_Exercise brief_
Could you restate every entry word for word, leaving the pictures out?

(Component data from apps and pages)
* * *
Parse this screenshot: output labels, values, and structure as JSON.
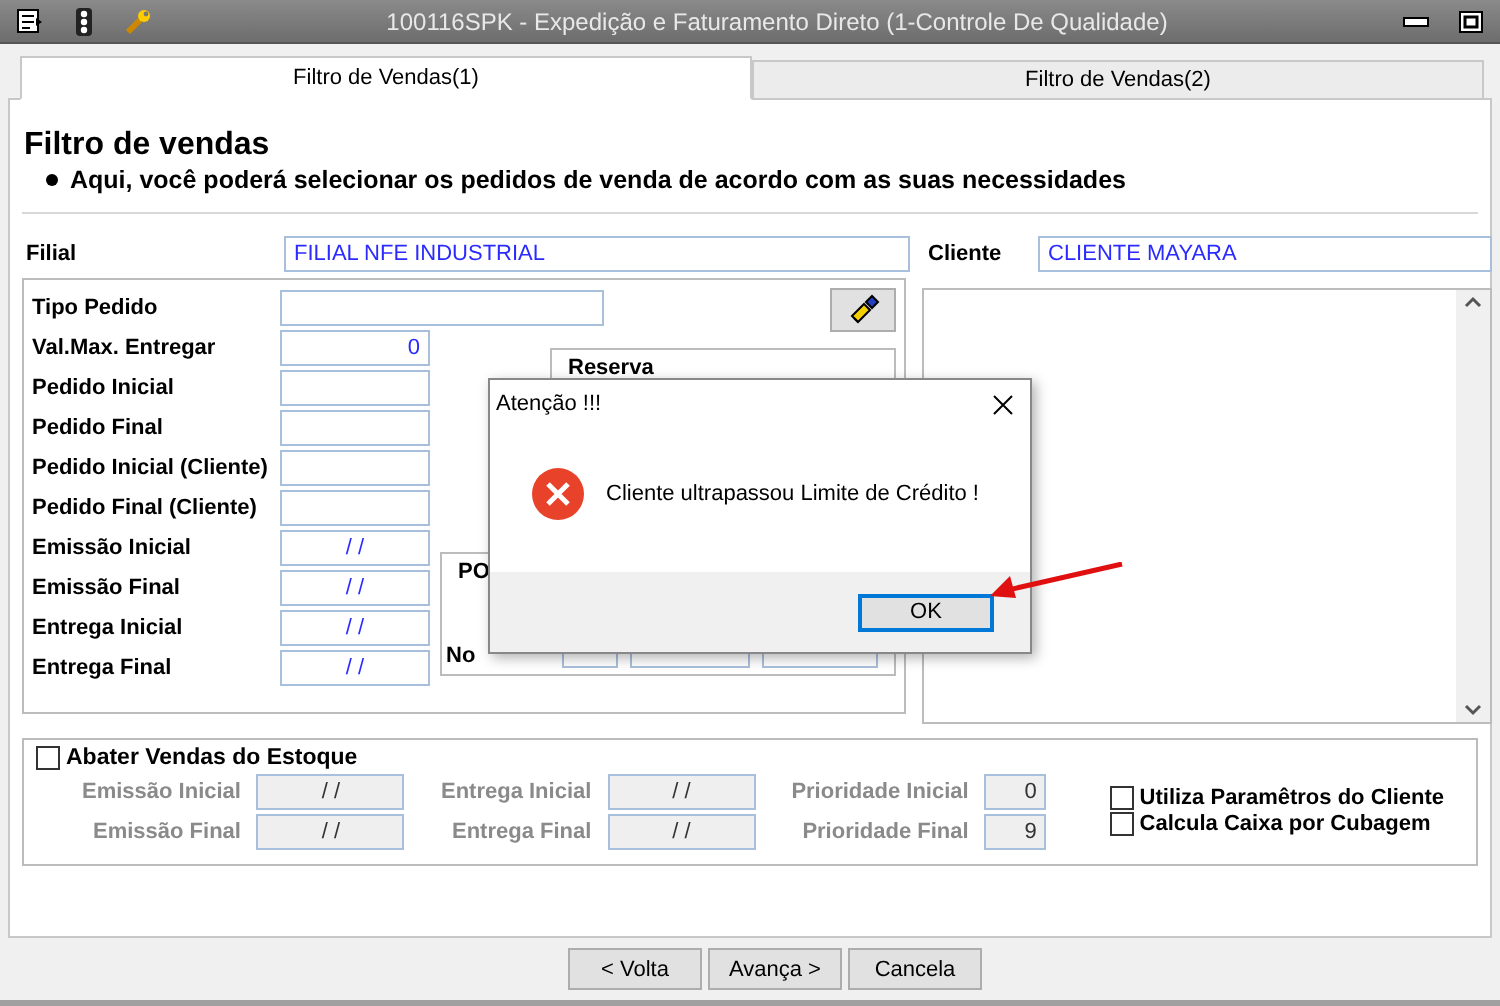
{
  "window": {
    "title": "100116SPK - Expedição e Faturamento Direto (1-Controle De Qualidade)"
  },
  "tabs": [
    {
      "label": "Filtro de Vendas(1)",
      "selected": true
    },
    {
      "label": "Filtro de Vendas(2)",
      "selected": false
    }
  ],
  "header": {
    "title": "Filtro de vendas",
    "bullet": "Aqui, você poderá selecionar os pedidos de venda de acordo com as suas necessidades"
  },
  "filial": {
    "label": "Filial",
    "value": "FILIAL NFE INDUSTRIAL"
  },
  "cliente": {
    "label": "Cliente",
    "value": "CLIENTE MAYARA"
  },
  "order_filters": [
    {
      "label": "Tipo Pedido",
      "kind": "wide"
    },
    {
      "label": "Val.Max. Entregar",
      "value": "0",
      "kind": "number"
    },
    {
      "label": "Pedido Inicial",
      "kind": "text"
    },
    {
      "label": "Pedido Final",
      "kind": "text"
    },
    {
      "label": "Pedido Inicial (Cliente)",
      "kind": "text"
    },
    {
      "label": "Pedido Final (Cliente)",
      "kind": "text"
    },
    {
      "label": "Emissão Inicial",
      "value": "/ /",
      "kind": "date"
    },
    {
      "label": "Emissão Final",
      "value": "/ /",
      "kind": "date"
    },
    {
      "label": "Entrega Inicial",
      "value": "/ /",
      "kind": "date"
    },
    {
      "label": "Entrega Final",
      "value": "/ /",
      "kind": "date"
    }
  ],
  "reserva": {
    "title": "Reserva"
  },
  "group_2": {
    "title": "PO",
    "label_1": "No"
  },
  "stock": {
    "label": "Abater Vendas do Estoque",
    "checked": false,
    "ranges": [
      {
        "label": "Emissão Inicial",
        "value": "/ /",
        "kind": "date",
        "disabled": true
      },
      {
        "label": "Entrega Inicial",
        "value": "/ /",
        "kind": "date",
        "disabled": true
      },
      {
        "label": "Prioridade Inicial",
        "value": "0",
        "kind": "number",
        "disabled": true
      },
      {
        "label": "Emissão Final",
        "value": "/ /",
        "kind": "date",
        "disabled": true
      },
      {
        "label": "Entrega Final",
        "value": "/ /",
        "kind": "date",
        "disabled": true
      },
      {
        "label": "Prioridade Final",
        "value": "9",
        "kind": "number",
        "disabled": true
      }
    ],
    "options": [
      {
        "label": "Utiliza Paramêtros do Cliente",
        "checked": false
      },
      {
        "label": "Calcula Caixa por Cubagem",
        "checked": false
      }
    ]
  },
  "buttons": [
    "< Volta",
    "Avança >",
    "Cancela"
  ],
  "dialog": {
    "title": "Atenção !!!",
    "message": "Cliente ultrapassou Limite de Crédito !",
    "button": "OK"
  }
}
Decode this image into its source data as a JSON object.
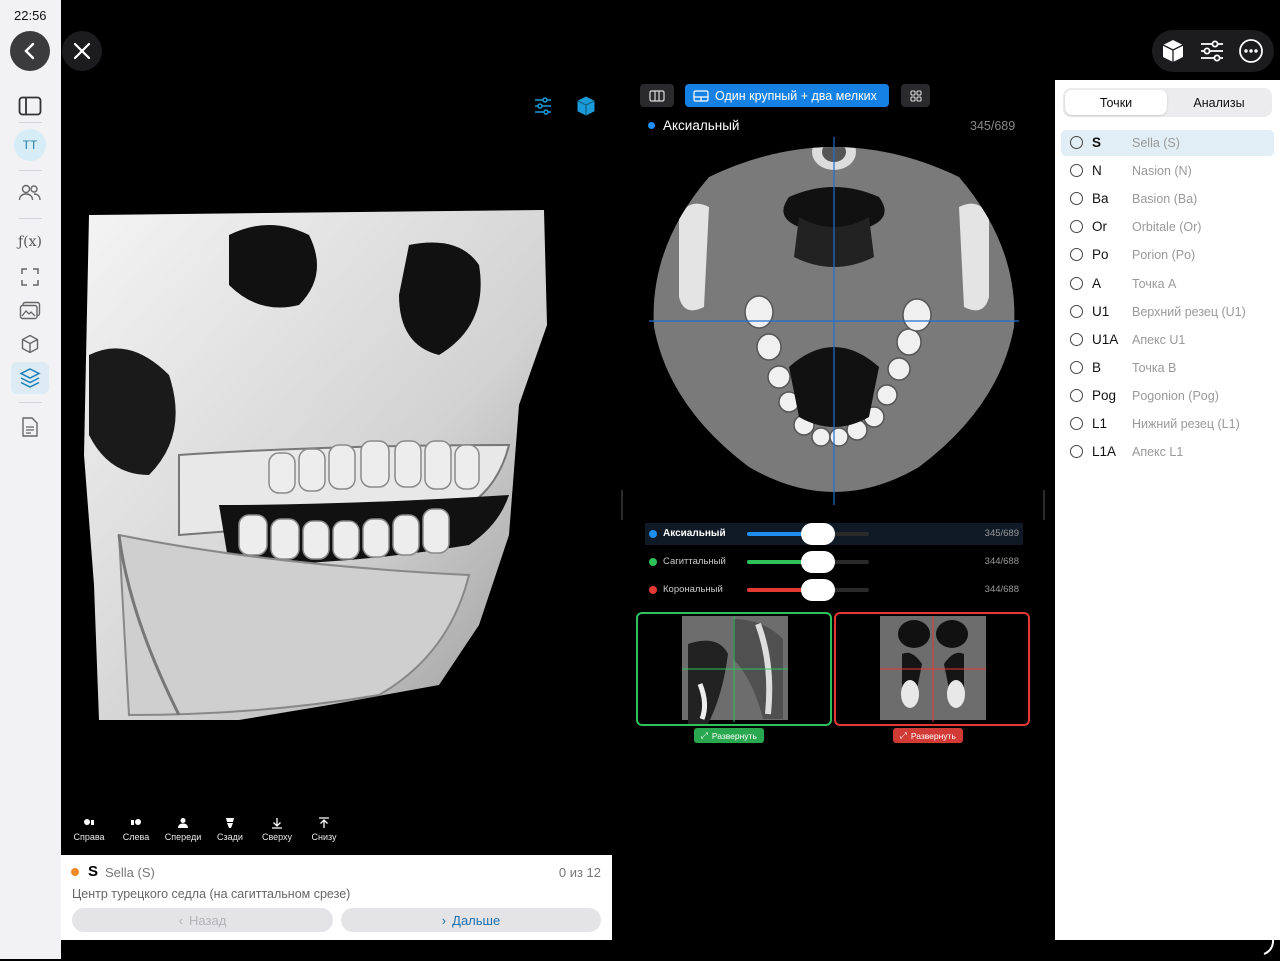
{
  "status": {
    "time": "22:56"
  },
  "sidebar": {
    "avatar_initials": "TT",
    "icons": [
      "sidebar-toggle-icon",
      "avatar",
      "users-icon",
      "function-icon",
      "fullscreen-icon",
      "gallery-icon",
      "cube-icon",
      "layers-icon",
      "document-icon"
    ],
    "function_glyph": "ƒ(x)"
  },
  "viewer3d": {
    "view_buttons": [
      {
        "label": "Справа"
      },
      {
        "label": "Слева"
      },
      {
        "label": "Спереди"
      },
      {
        "label": "Сзади"
      },
      {
        "label": "Сверху"
      },
      {
        "label": "Снизу"
      }
    ]
  },
  "current_point": {
    "code": "S",
    "name": "Sella (S)",
    "progress": "0 из 12",
    "description": "Центр турецкого седла (на сагиттальном срезе)",
    "back_label": "Назад",
    "next_label": "Дальше",
    "dot_color": "#f08a24"
  },
  "slices": {
    "layout_label": "Один крупный + два мелких",
    "main_view": {
      "label": "Аксиальный",
      "count": "345/689"
    },
    "sliders": [
      {
        "label": "Аксиальный",
        "count": "345/689",
        "color": "#1e8ef0",
        "fraction": 0.5
      },
      {
        "label": "Сагиттальный",
        "count": "344/688",
        "color": "#2fc25b",
        "fraction": 0.5
      },
      {
        "label": "Корональный",
        "count": "344/688",
        "color": "#e53935",
        "fraction": 0.5
      }
    ],
    "expand_label_sagittal": "Развернуть",
    "expand_label_coronal": "Развернуть"
  },
  "points_panel": {
    "tabs": [
      {
        "label": "Точки",
        "active": true
      },
      {
        "label": "Анализы",
        "active": false
      }
    ],
    "points": [
      {
        "code": "S",
        "name": "Sella (S)",
        "selected": true
      },
      {
        "code": "N",
        "name": "Nasion (N)"
      },
      {
        "code": "Ba",
        "name": "Basion (Ba)"
      },
      {
        "code": "Or",
        "name": "Orbitale (Or)"
      },
      {
        "code": "Po",
        "name": "Porion (Po)"
      },
      {
        "code": "A",
        "name": "Точка A"
      },
      {
        "code": "U1",
        "name": "Верхний резец (U1)"
      },
      {
        "code": "U1A",
        "name": "Апекс U1"
      },
      {
        "code": "B",
        "name": "Точка B"
      },
      {
        "code": "Pog",
        "name": "Pogonion (Pog)"
      },
      {
        "code": "L1",
        "name": "Нижний резец (L1)"
      },
      {
        "code": "L1A",
        "name": "Апекс L1"
      }
    ]
  },
  "colors": {
    "accent": "#1681e4",
    "teal": "#1b9bd8",
    "sagittal": "#2fc25b",
    "coronal": "#e53935"
  }
}
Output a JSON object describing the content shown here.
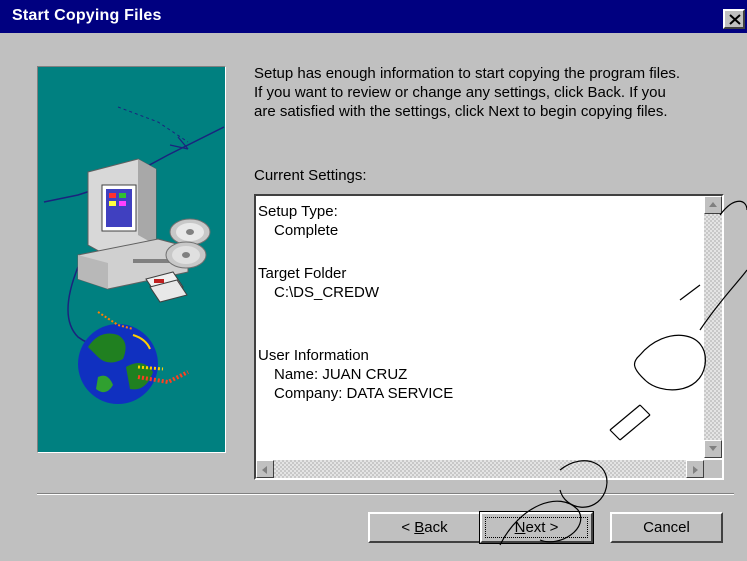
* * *
_Output of the task_
Parse this screenshot: output labels, values, and structure as JSON.
{
  "window": {
    "title": "100116SPK - Expedição e Faturamento Direto (1-Controle De Qualidade)"
  },
  "tabs": [
    {
      "label": "Filtro de Vendas(1)",
      "selected": true
    },
    {
      "label": "Filtro de Vendas(2)",
      "selected": false
    }
  ],
  "header": {
    "title": "Filtro de vendas",
    "bullet": "Aqui, você poderá selecionar os pedidos de venda de acordo com as suas necessidades"
  },
  "filial": {
    "label": "Filial",
    "value": "FILIAL NFE INDUSTRIAL"
  },
  "cliente": {
    "label": "Cliente",
    "value": "CLIENTE MAYARA"
  },
  "order_filters": [
    {
      "label": "Tipo Pedido",
      "kind": "wide"
    },
    {
      "label": "Val.Max. Entregar",
      "value": "0",
      "kind": "number"
    },
    {
      "label": "Pedido Inicial",
      "kind": "text"
    },
    {
      "label": "Pedido Final",
      "kind": "text"
    },
    {
      "label": "Pedido Inicial (Cliente)",
      "kind": "text"
    },
    {
      "label": "Pedido Final (Cliente)",
      "kind": "text"
    },
    {
      "label": "Emissão Inicial",
      "value": "/ /",
      "kind": "date"
    },
    {
      "label": "Emissão Final",
      "value": "/ /",
      "kind": "date"
    },
    {
      "label": "Entrega Inicial",
      "value": "/ /",
      "kind": "date"
    },
    {
      "label": "Entrega Final",
      "value": "/ /",
      "kind": "date"
    }
  ],
  "reserva": {
    "title": "Reserva"
  },
  "group_2": {
    "title": "PO",
    "label_1": "No"
  },
  "stock": {
    "label": "Abater Vendas do Estoque",
    "checked": false,
    "ranges": [
      {
        "label": "Emissão Inicial",
        "value": "/ /",
        "kind": "date",
        "disabled": true
      },
      {
        "label": "Entrega Inicial",
        "value": "/ /",
        "kind": "date",
        "disabled": true
      },
      {
        "label": "Prioridade Inicial",
        "value": "0",
        "kind": "number",
        "disabled": true
      },
      {
        "label": "Emissão Final",
        "value": "/ /",
        "kind": "date",
        "disabled": true
      },
      {
        "label": "Entrega Final",
        "value": "/ /",
        "kind": "date",
        "disabled": true
      },
      {
        "label": "Prioridade Final",
        "value": "9",
        "kind": "number",
        "disabled": true
      }
    ],
    "options": [
      {
        "label": "Utiliza Paramêtros do Cliente",
        "checked": false
      },
      {
        "label": "Calcula Caixa por Cubagem",
        "checked": false
      }
    ]
  },
  "buttons": [
    "< Volta",
    "Avança >",
    "Cancela"
  ],
  "dialog": {
    "title": "Atenção !!!",
    "message": "Cliente ultrapassou Limite de Crédito !",
    "button": "OK"
  }
}
Decode this image into its source data as a JSON object.
{
  "status": {
    "time": "22:56"
  },
  "sidebar": {
    "avatar_initials": "TT",
    "icons": [
      "sidebar-toggle-icon",
      "avatar",
      "users-icon",
      "function-icon",
      "fullscreen-icon",
      "gallery-icon",
      "cube-icon",
      "layers-icon",
      "document-icon"
    ],
    "function_glyph": "ƒ(x)"
  },
  "viewer3d": {
    "view_buttons": [
      {
        "label": "Справа"
      },
      {
        "label": "Слева"
      },
      {
        "label": "Спереди"
      },
      {
        "label": "Сзади"
      },
      {
        "label": "Сверху"
      },
      {
        "label": "Снизу"
      }
    ]
  },
  "current_point": {
    "code": "S",
    "name": "Sella (S)",
    "progress": "0 из 12",
    "description": "Центр турецкого седла (на сагиттальном срезе)",
    "back_label": "Назад",
    "next_label": "Дальше",
    "dot_color": "#f08a24"
  },
  "slices": {
    "layout_label": "Один крупный + два мелких",
    "main_view": {
      "label": "Аксиальный",
      "count": "345/689"
    },
    "sliders": [
      {
        "label": "Аксиальный",
        "count": "345/689",
        "color": "#1e8ef0",
        "fraction": 0.5
      },
      {
        "label": "Сагиттальный",
        "count": "344/688",
        "color": "#2fc25b",
        "fraction": 0.5
      },
      {
        "label": "Корональный",
        "count": "344/688",
        "color": "#e53935",
        "fraction": 0.5
      }
    ],
    "expand_label_sagittal": "Развернуть",
    "expand_label_coronal": "Развернуть"
  },
  "points_panel": {
    "tabs": [
      {
        "label": "Точки",
        "active": true
      },
      {
        "label": "Анализы",
        "active": false
      }
    ],
    "points": [
      {
        "code": "S",
        "name": "Sella (S)",
        "selected": true
      },
      {
        "code": "N",
        "name": "Nasion (N)"
      },
      {
        "code": "Ba",
        "name": "Basion (Ba)"
      },
      {
        "code": "Or",
        "name": "Orbitale (Or)"
      },
      {
        "code": "Po",
        "name": "Porion (Po)"
      },
      {
        "code": "A",
        "name": "Точка A"
      },
      {
        "code": "U1",
        "name": "Верхний резец (U1)"
      },
      {
        "code": "U1A",
        "name": "Апекс U1"
      },
      {
        "code": "B",
        "name": "Точка B"
      },
      {
        "code": "Pog",
        "name": "Pogonion (Pog)"
      },
      {
        "code": "L1",
        "name": "Нижний резец (L1)"
      },
      {
        "code": "L1A",
        "name": "Апекс L1"
      }
    ]
  },
  "colors": {
    "accent": "#1681e4",
    "teal": "#1b9bd8",
    "sagittal": "#2fc25b",
    "coronal": "#e53935"
  }
}
Output a JSON object describing the content shown here.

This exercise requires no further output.